Sarah Lincoln: Chloe Austin
Chloe Austin’s screen-based work at the CCAD degree show jitters and jolts with frustration. Eight televisions are positioned on the ground in close proximity to each other. Electrical cables weave in and about the screens, while a woman’s guttural sighs and wails are intermittently heard. The screens – positioned as they are – could be read as forming a strange type of holistic body and this striving for wholeness is the ache which drives this forceful work.
We see abstracted, details of a woman’s anatomy, a shoulder on one screen, a breast on another, further fractured by mirrors duplicating onscreen eyes and mouths. Each screen is interspersed with filters, grids and bands of static, which at times layer over and slide in beside footage of this partially represented body.
The suggestion hangs over Austin’s installation that the screens, as hosts, are implicated as they perpetuate and perhaps even contribute to the generation of this severe fracturing, thus adding to the sense of unease which imbues the work.
Wider questions around partial, medium-orientated perspectives and the anxieties which these positions elicit, dominate in other strong presentations in this fascinating and lively exhibition. At stake in Jessica Mackey and James O’Donovan’s work is also the psychological fallout due to a profound disorientation, or fragmented sense of place, but their chosen medium is virtual reality technology. Zoe O’Connell relies on more tactile techniques, suggesting through printmaking the great swathes of alternative meanings/codes which layer and enfold our seemingly simple ‘natural’ environment.
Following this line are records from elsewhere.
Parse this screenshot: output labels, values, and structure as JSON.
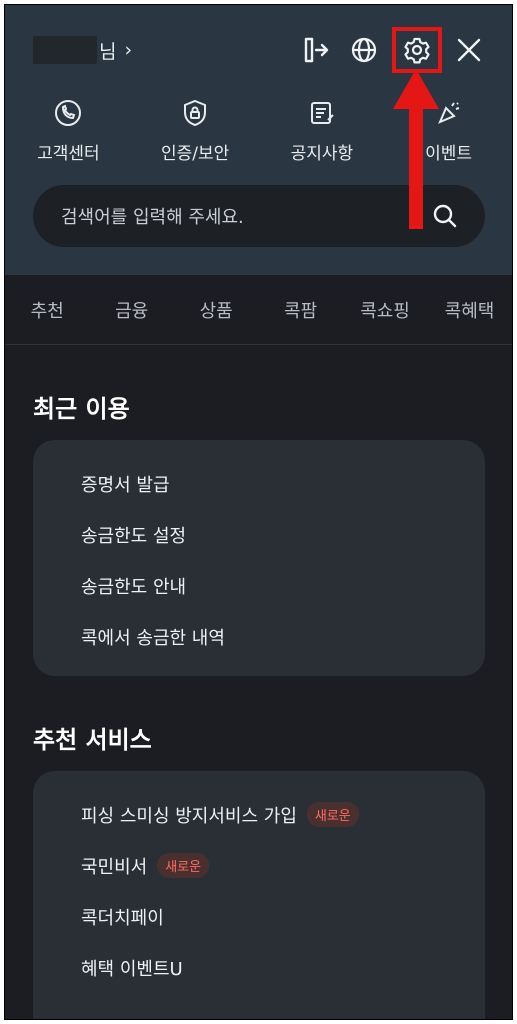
{
  "topbar": {
    "user_suffix": "님",
    "chevron": "›",
    "icons": [
      "logout-icon",
      "globe-icon",
      "gear-icon",
      "close-icon"
    ]
  },
  "quick_menu": [
    {
      "label": "고객센터",
      "icon": "phone-icon"
    },
    {
      "label": "인증/보안",
      "icon": "shield-lock-icon"
    },
    {
      "label": "공지사항",
      "icon": "notice-icon"
    },
    {
      "label": "이벤트",
      "icon": "event-icon"
    }
  ],
  "search": {
    "placeholder": "검색어를 입력해 주세요."
  },
  "tabs": [
    "추천",
    "금융",
    "상품",
    "콕팜",
    "콕쇼핑",
    "콕혜택"
  ],
  "recent": {
    "title": "최근 이용",
    "items": [
      "증명서 발급",
      "송금한도 설정",
      "송금한도 안내",
      "콕에서 송금한 내역"
    ]
  },
  "recommend": {
    "title": "추천 서비스",
    "items": [
      {
        "label": "피싱 스미싱 방지서비스 가입",
        "badge": "새로운"
      },
      {
        "label": "국민비서",
        "badge": "새로운"
      },
      {
        "label": "콕더치페이",
        "badge": ""
      },
      {
        "label": "혜택 이벤트U",
        "badge": ""
      }
    ]
  },
  "colors": {
    "background": "#1c1d22",
    "header": "#2a3641",
    "card": "#2a2f35",
    "highlight": "#e51616",
    "badge_text": "#ff6b5f"
  }
}
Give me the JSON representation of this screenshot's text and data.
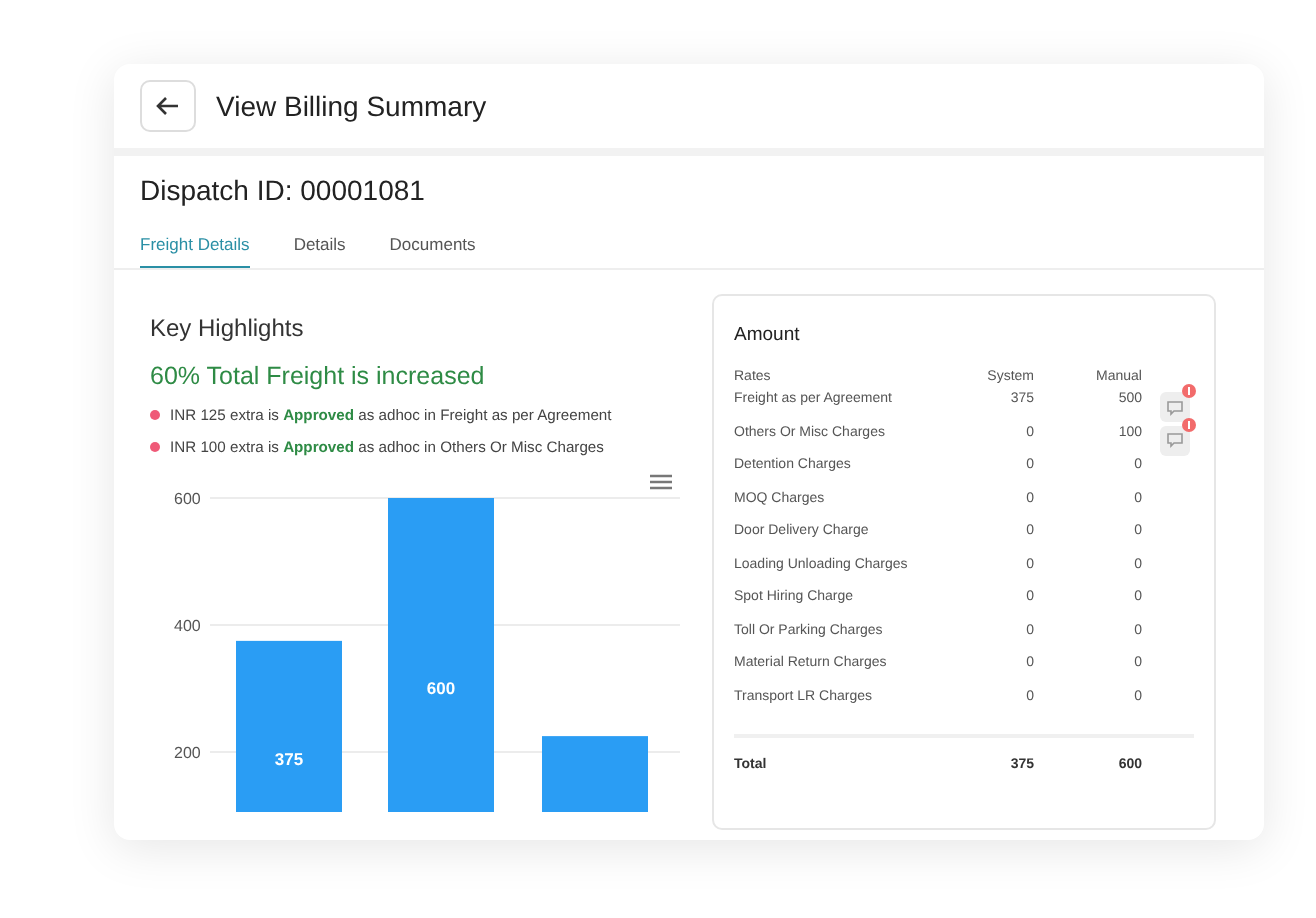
{
  "header": {
    "title": "View Billing Summary"
  },
  "dispatch": {
    "label": "Dispatch ID: 00001081"
  },
  "tabs": [
    {
      "label": "Freight Details",
      "selected": true
    },
    {
      "label": "Details",
      "selected": false
    },
    {
      "label": "Documents",
      "selected": false
    }
  ],
  "highlights": {
    "title": "Key Highlights",
    "headline": "60% Total Freight is increased",
    "items": [
      "INR 125 extra is **Approved** as adhoc in Freight as per Agreement",
      "INR 100 extra is **Approved** as adhoc in Others Or Misc Charges"
    ]
  },
  "chart_data": {
    "type": "bar",
    "values": [
      375,
      600,
      225
    ],
    "ylim": [
      0,
      600
    ],
    "yticks": [
      200,
      400,
      600
    ],
    "value_labels": [
      "375",
      "600",
      null
    ]
  },
  "amount": {
    "title": "Amount",
    "columns": [
      "Rates",
      "System",
      "Manual"
    ],
    "rows": [
      {
        "rate": "Freight as per Agreement",
        "system": "375",
        "manual": "500",
        "comment": true
      },
      {
        "rate": "Others Or Misc Charges",
        "system": "0",
        "manual": "100",
        "comment": true
      },
      {
        "rate": "Detention Charges",
        "system": "0",
        "manual": "0",
        "comment": false
      },
      {
        "rate": "MOQ Charges",
        "system": "0",
        "manual": "0",
        "comment": false
      },
      {
        "rate": "Door Delivery Charge",
        "system": "0",
        "manual": "0",
        "comment": false
      },
      {
        "rate": "Loading Unloading Charges",
        "system": "0",
        "manual": "0",
        "comment": false
      },
      {
        "rate": "Spot Hiring Charge",
        "system": "0",
        "manual": "0",
        "comment": false
      },
      {
        "rate": "Toll Or Parking Charges",
        "system": "0",
        "manual": "0",
        "comment": false
      },
      {
        "rate": "Material Return Charges",
        "system": "0",
        "manual": "0",
        "comment": false
      },
      {
        "rate": "Transport LR Charges",
        "system": "0",
        "manual": "0",
        "comment": false
      }
    ],
    "total": {
      "label": "Total",
      "system": "375",
      "manual": "600"
    }
  }
}
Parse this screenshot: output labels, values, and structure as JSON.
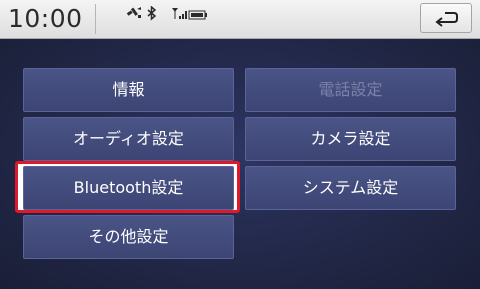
{
  "status": {
    "time": "10:00",
    "icons": [
      "gps-icon",
      "bluetooth-icon",
      "signal-icon",
      "battery-icon"
    ]
  },
  "header": {
    "back_icon": "back-arrow-icon"
  },
  "menu": {
    "items": [
      {
        "label": "情報",
        "enabled": true
      },
      {
        "label": "電話設定",
        "enabled": false
      },
      {
        "label": "オーディオ設定",
        "enabled": true
      },
      {
        "label": "カメラ設定",
        "enabled": true
      },
      {
        "label": "Bluetooth設定",
        "enabled": true,
        "selected": true
      },
      {
        "label": "システム設定",
        "enabled": true
      },
      {
        "label": "その他設定",
        "enabled": true
      }
    ]
  },
  "colors": {
    "selection": "#e0182a",
    "button": "#434c7d",
    "background": "#222848"
  }
}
The level of sophistication evident in these works is a hopeful indicator of both the rich educational environment they are emerging from and a strong future of engaged and thoughtful work to come.